Colleges and universities generally promote a safe environment and encourage students to maintain behavioral and academic standards. Administrations are responsible for documenting each student's record of activity at the institution. Students seeking to transfer to another college will have their transcripts subject to review. This is also the case when applying to medical, law and other graduate school programs. Student records may contain information relating to prior campus disciplinary actions. Students who are faced with potential sanctions after accusations of academic misconduct should consider how such records may adversely impact them in the future.
Federal Educational Rights & Privacy Act (FERPA)
FERPA was established to hold institutions responsible for the rights of students. FERPA guidelines require colleges and universities to obtain student permission before disclosing records to other parties. This rule is not applicable in some situations. Records relating to academic performance and conduct are allowed to be disclosed to a school when a student is transferring and to agencies of law enforcement.
Review by the School of Transfer
Schools are likely to review the transcripts of potential incoming transfer students. Transcripts containing evidence of prior disciplinary conduct may be scrutinized more closely. The administration may decide to deny admission or impose some form of restrictions on their enrollment.
Institutions Having “Open Enrollment”
Schools such as community colleges are often considered to have “open enrollment”. These publicly funded institutions are encouraged to allow all individuals access to education. For example, they may not deny entrance to an individual solely because of a prior criminal conviction; however, may impose restrictions or limitations in the interests of public safety.

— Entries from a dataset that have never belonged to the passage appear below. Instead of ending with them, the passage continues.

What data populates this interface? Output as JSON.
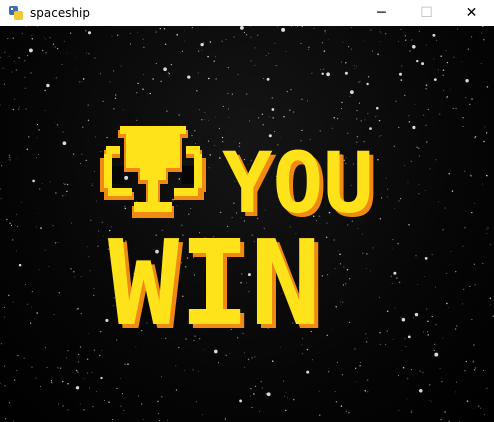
{
  "window": {
    "title": "spaceship",
    "icon": "python-icon",
    "controls": {
      "minimize": "─",
      "maximize": "☐",
      "close": "✕"
    }
  },
  "game": {
    "message_line1": "YOU",
    "message_line2": "WIN",
    "trophy_icon": "trophy-icon",
    "colors": {
      "text_main": "#ffe31a",
      "text_shadow": "#f08a14",
      "background": "#000000",
      "star": "#ffffff"
    }
  }
}
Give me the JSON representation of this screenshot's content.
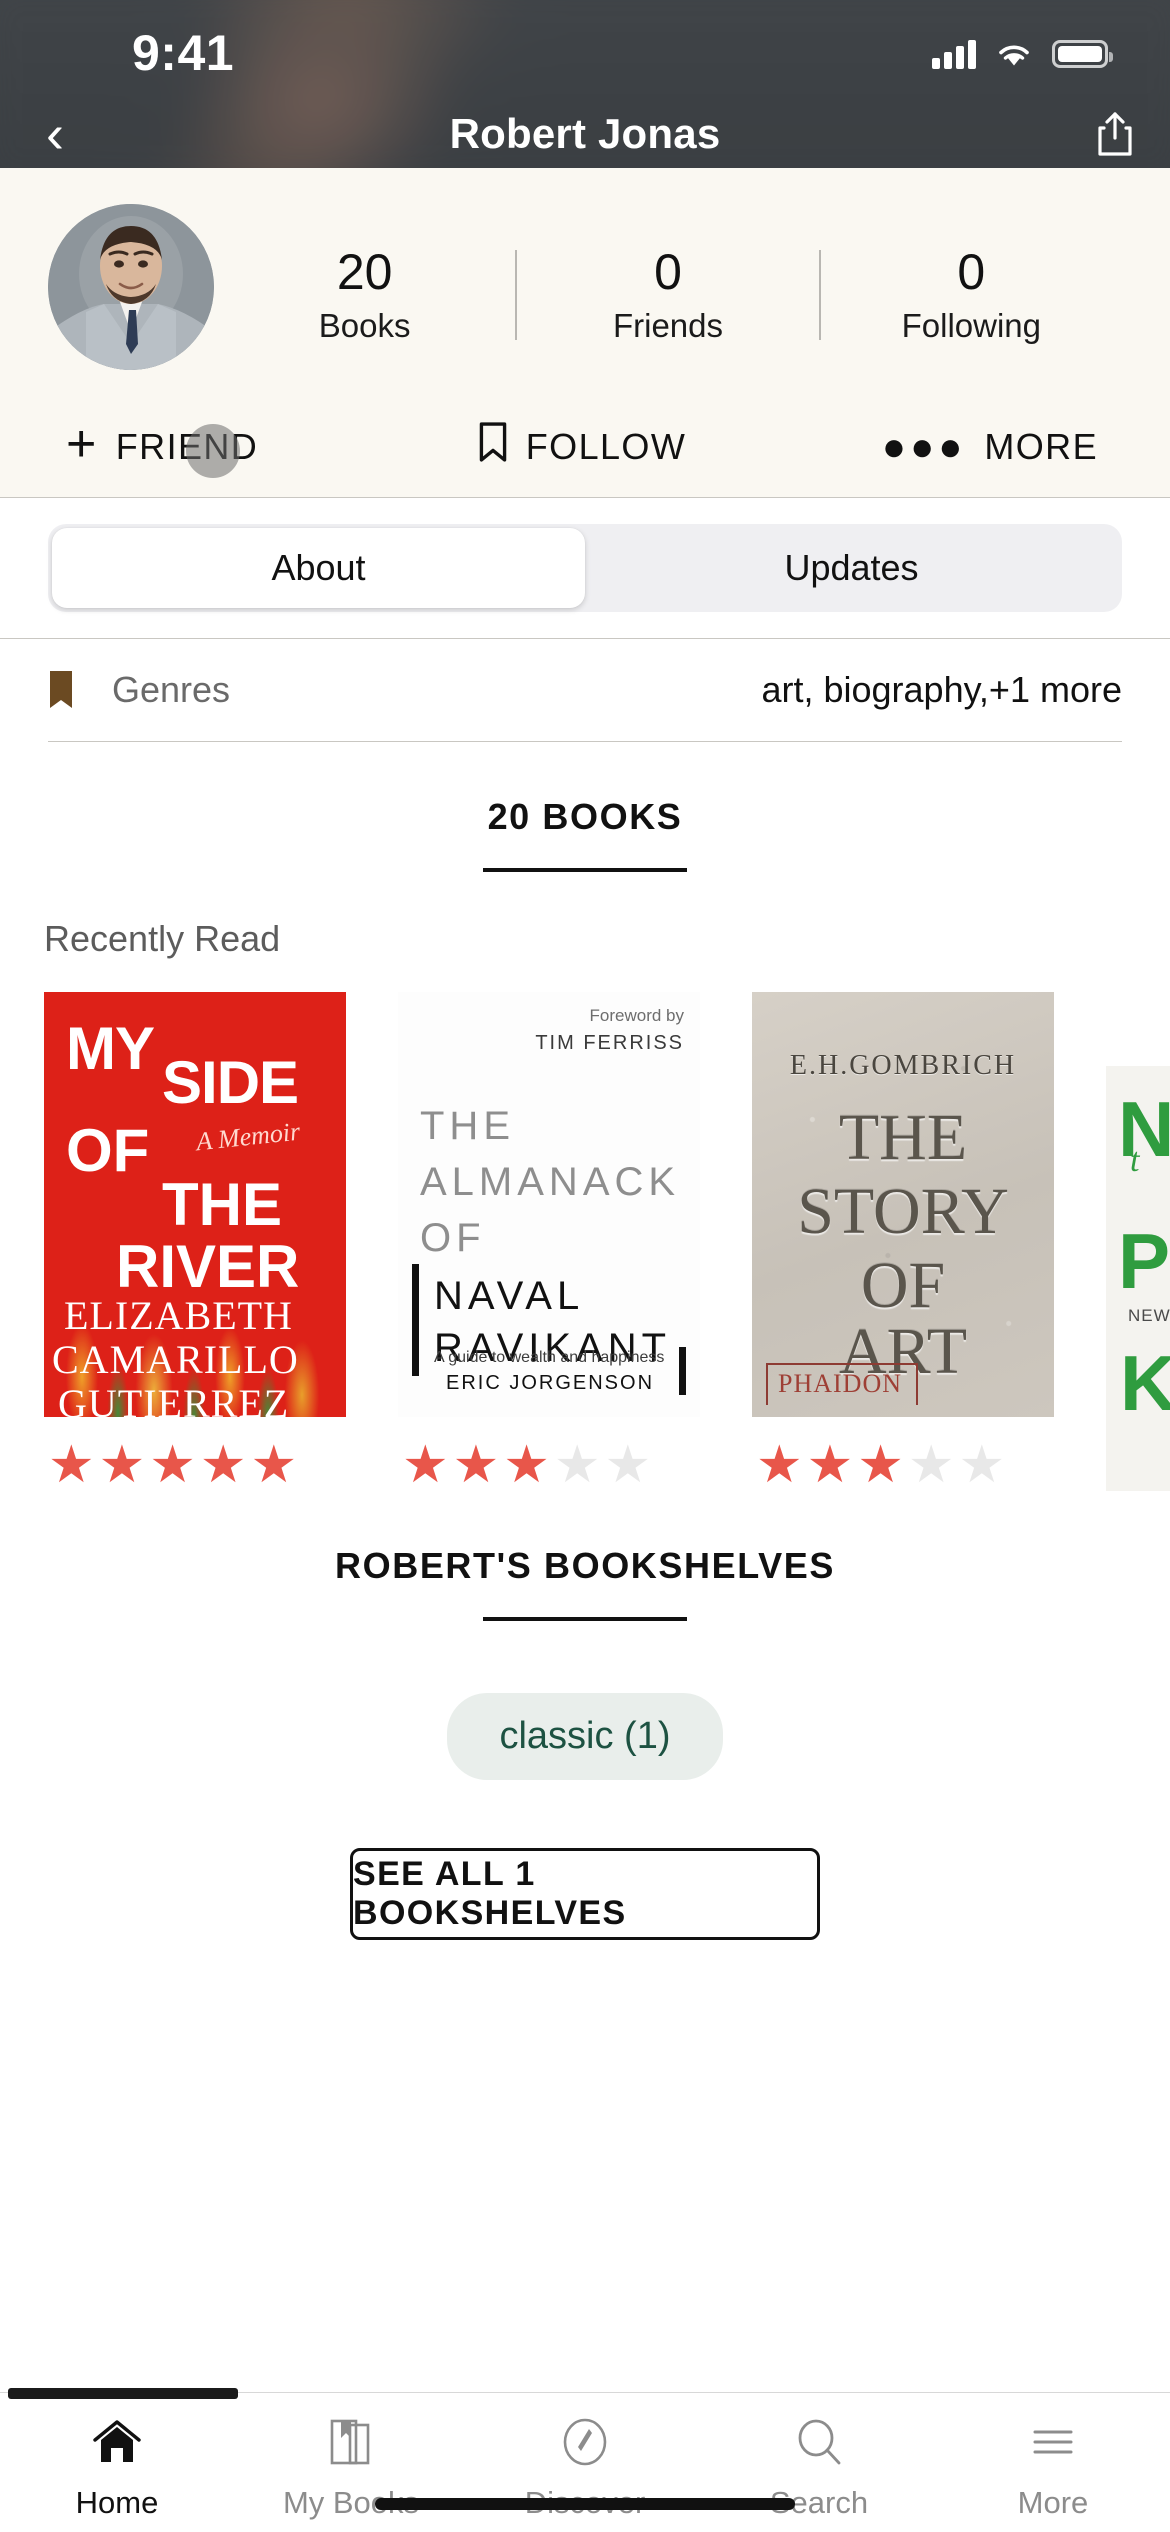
{
  "status_bar": {
    "time": "9:41",
    "signal_icon": "cellular-signal-icon",
    "wifi_icon": "wifi-icon",
    "battery_icon": "battery-icon"
  },
  "nav": {
    "back_icon": "chevron-left-icon",
    "title": "Robert Jonas",
    "share_icon": "share-icon"
  },
  "profile": {
    "avatar_name": "Robert Jonas",
    "stats": [
      {
        "value": "20",
        "label": "Books"
      },
      {
        "value": "0",
        "label": "Friends"
      },
      {
        "value": "0",
        "label": "Following"
      }
    ],
    "actions": [
      {
        "icon": "plus-icon",
        "label": "FRIEND"
      },
      {
        "icon": "bookmark-icon",
        "label": "FOLLOW"
      },
      {
        "icon": "ellipsis-icon",
        "label": "MORE"
      }
    ]
  },
  "tabs": {
    "items": [
      {
        "label": "About",
        "active": true
      },
      {
        "label": "Updates",
        "active": false
      }
    ]
  },
  "genres": {
    "icon": "bookmark-icon",
    "label": "Genres",
    "value": "art, biography,+1 more",
    "accent": "#6b4a22"
  },
  "books_section": {
    "heading": "20 BOOKS",
    "subheading": "Recently Read",
    "books": [
      {
        "title": "MY SIDE OF THE RIVER",
        "author": "ELIZABETH CAMARILLO GUTIERREZ",
        "rating": 5,
        "cover": {
          "line1": "MY",
          "line2": "SIDE",
          "line3": "OF",
          "line4": "THE",
          "line5": "RIVER",
          "memoir": "A Memoir",
          "author_line1": "ELIZABETH",
          "author_line2": "CAMARILLO",
          "author_line3": "GUTIERREZ"
        }
      },
      {
        "title": "THE ALMANACK OF NAVAL RAVIKANT",
        "author": "ERIC JORGENSON",
        "rating": 3,
        "cover": {
          "foreword_by": "Foreword by",
          "foreword_name": "TIM FERRISS",
          "line1": "THE",
          "line2": "ALMANACK",
          "line3": "OF",
          "line4": "NAVAL",
          "line5": "RAVIKANT",
          "subtitle": "A guide to wealth and happiness",
          "author_line": "ERIC JORGENSON"
        }
      },
      {
        "title": "THE STORY OF ART",
        "author": "E.H.GOMBRICH",
        "rating": 3,
        "cover": {
          "author_line": "E.H.GOMBRICH",
          "line1": "THE",
          "line2": "STORY",
          "line3": "OF",
          "line4": "ART",
          "publisher": "PHAIDON"
        }
      },
      {
        "title": "",
        "author": "",
        "rating": 0,
        "cover": {
          "line1": "N",
          "line2": "t",
          "line3": "P",
          "line4": "NEW",
          "line5": "K"
        }
      }
    ]
  },
  "bookshelves_section": {
    "heading": "ROBERT'S BOOKSHELVES",
    "chips": [
      {
        "label": "classic (1)"
      }
    ],
    "see_all_label": "SEE ALL 1 BOOKSHELVES"
  },
  "bottom_nav": {
    "items": [
      {
        "icon": "home-icon",
        "label": "Home",
        "active": true
      },
      {
        "icon": "books-icon",
        "label": "My Books",
        "active": false
      },
      {
        "icon": "compass-icon",
        "label": "Discover",
        "active": false
      },
      {
        "icon": "search-icon",
        "label": "Search",
        "active": false
      },
      {
        "icon": "menu-icon",
        "label": "More",
        "active": false
      }
    ]
  }
}
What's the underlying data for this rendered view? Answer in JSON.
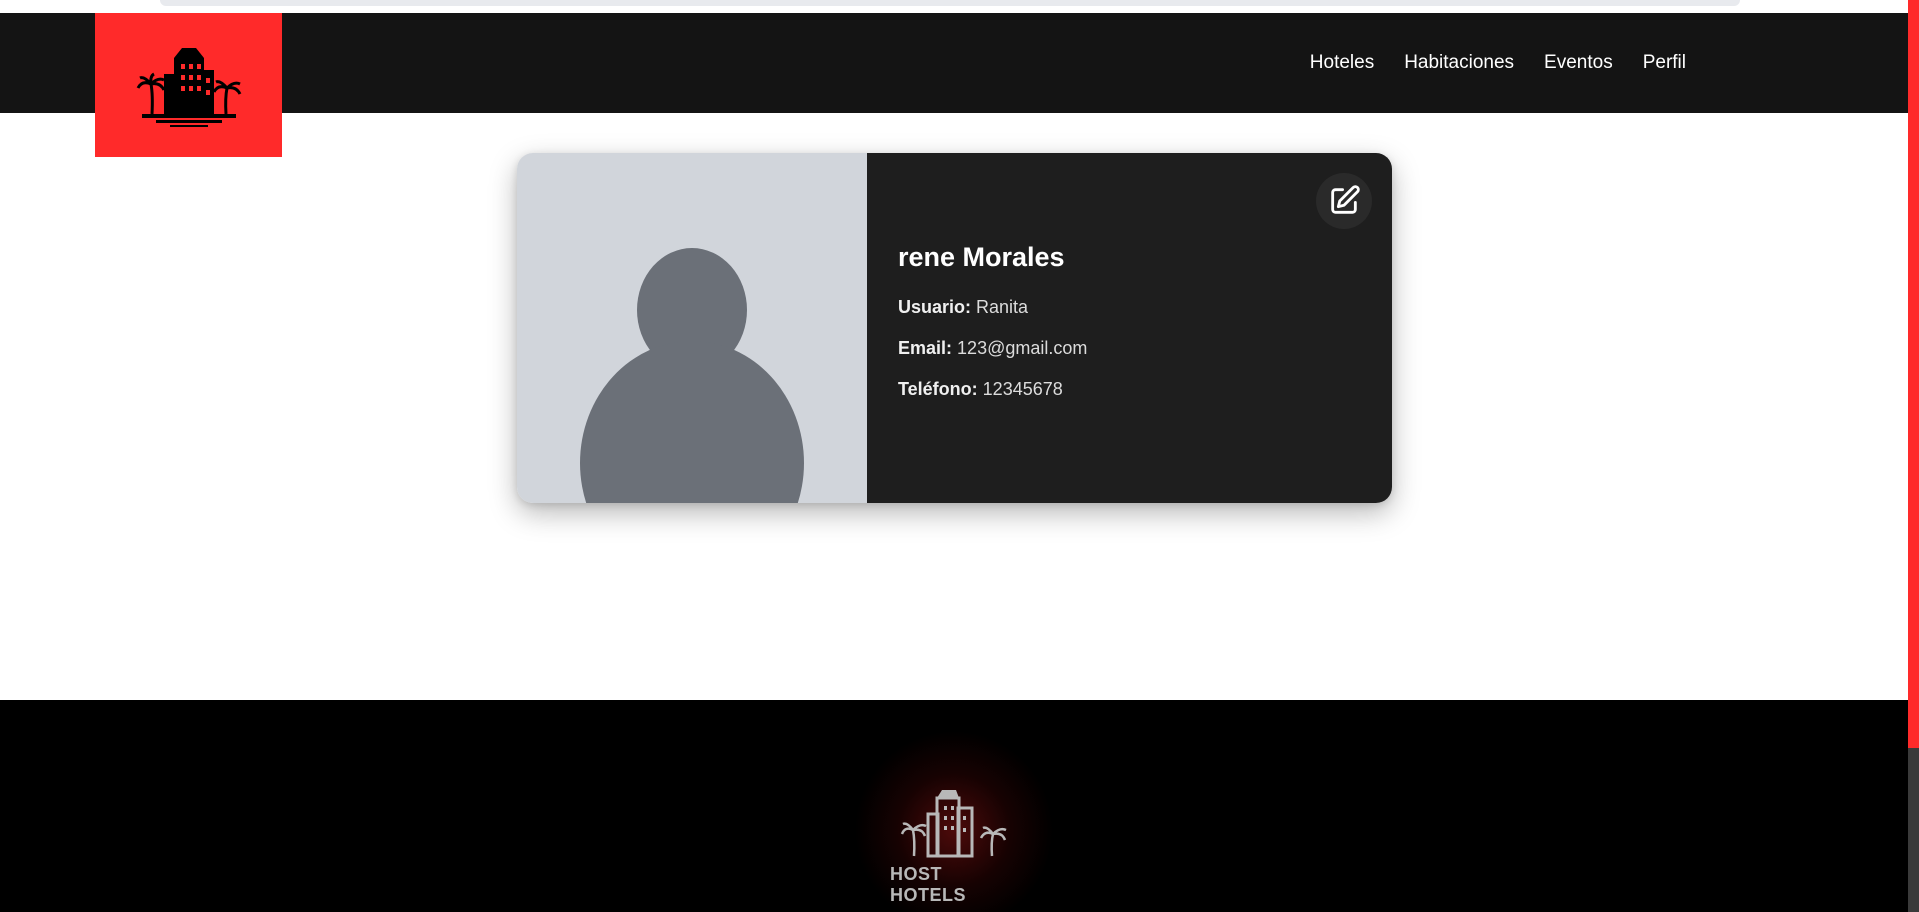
{
  "navbar": {
    "links": [
      {
        "label": "Hoteles"
      },
      {
        "label": "Habitaciones"
      },
      {
        "label": "Eventos"
      },
      {
        "label": "Perfil"
      }
    ]
  },
  "profile": {
    "name": "rene Morales",
    "fields": [
      {
        "label": "Usuario:",
        "value": "Ranita"
      },
      {
        "label": "Email:",
        "value": "123@gmail.com"
      },
      {
        "label": "Teléfono:",
        "value": "12345678"
      }
    ],
    "edit_icon": "edit-icon",
    "avatar_icon": "user-placeholder-icon"
  },
  "footer": {
    "brand": "HOST HOTELS"
  },
  "colors": {
    "accent": "#ff2a2a",
    "navbar_bg": "#141414",
    "card_info_bg": "#1e1e1e",
    "photo_bg": "#d1d5db",
    "avatar": "#6b7078",
    "footer_bg": "#000000"
  }
}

Variations in School Policy & Procedure
Colleges and universities may have varying ways of addressing student misconduct as long as deemed “appropriate”. Disciplinary processes also may differ significantly between private and public institutions. Public institutions generally are more directly bound by the laws of the state where they are located.
Example of Transcript & Record Policy: Rutgers University
- Disciplinary records are retained by the Office of Student Conduct for each student who violates conduct
- Unless the student was dismissed from the university these records are destroyed after 10 years
- Expulsion records are retained indefinitely
- Access to conduct records requires a release authorization
- Records of conduct are retained separately from transcripts
- Conduct violations are added to transcripts
- Suspensions are removed from transcripts after they end
- Expulsions remain on the transcript unless clemency is obtained
- Students may apply for clemency of expulsion records after five years
How Can An Attorney Help?
When facing allegations of campus misconduct it is critical to understand the potential longer-term consequences. Seeking assistance from an experienced lawyer may be the best option. An attorney will better ensure your rights are protected throughout the process and help minimize sanctions and penalties.
Experienced Attorney for Student Disciplinary Actions
Attorney Joseph D. Lento understands student concerns of how records of academic misconduct can negatively impact their future. Those seeking aggressive student disciplinary defense are encouraged to call (888) 535-3686 for a consultation.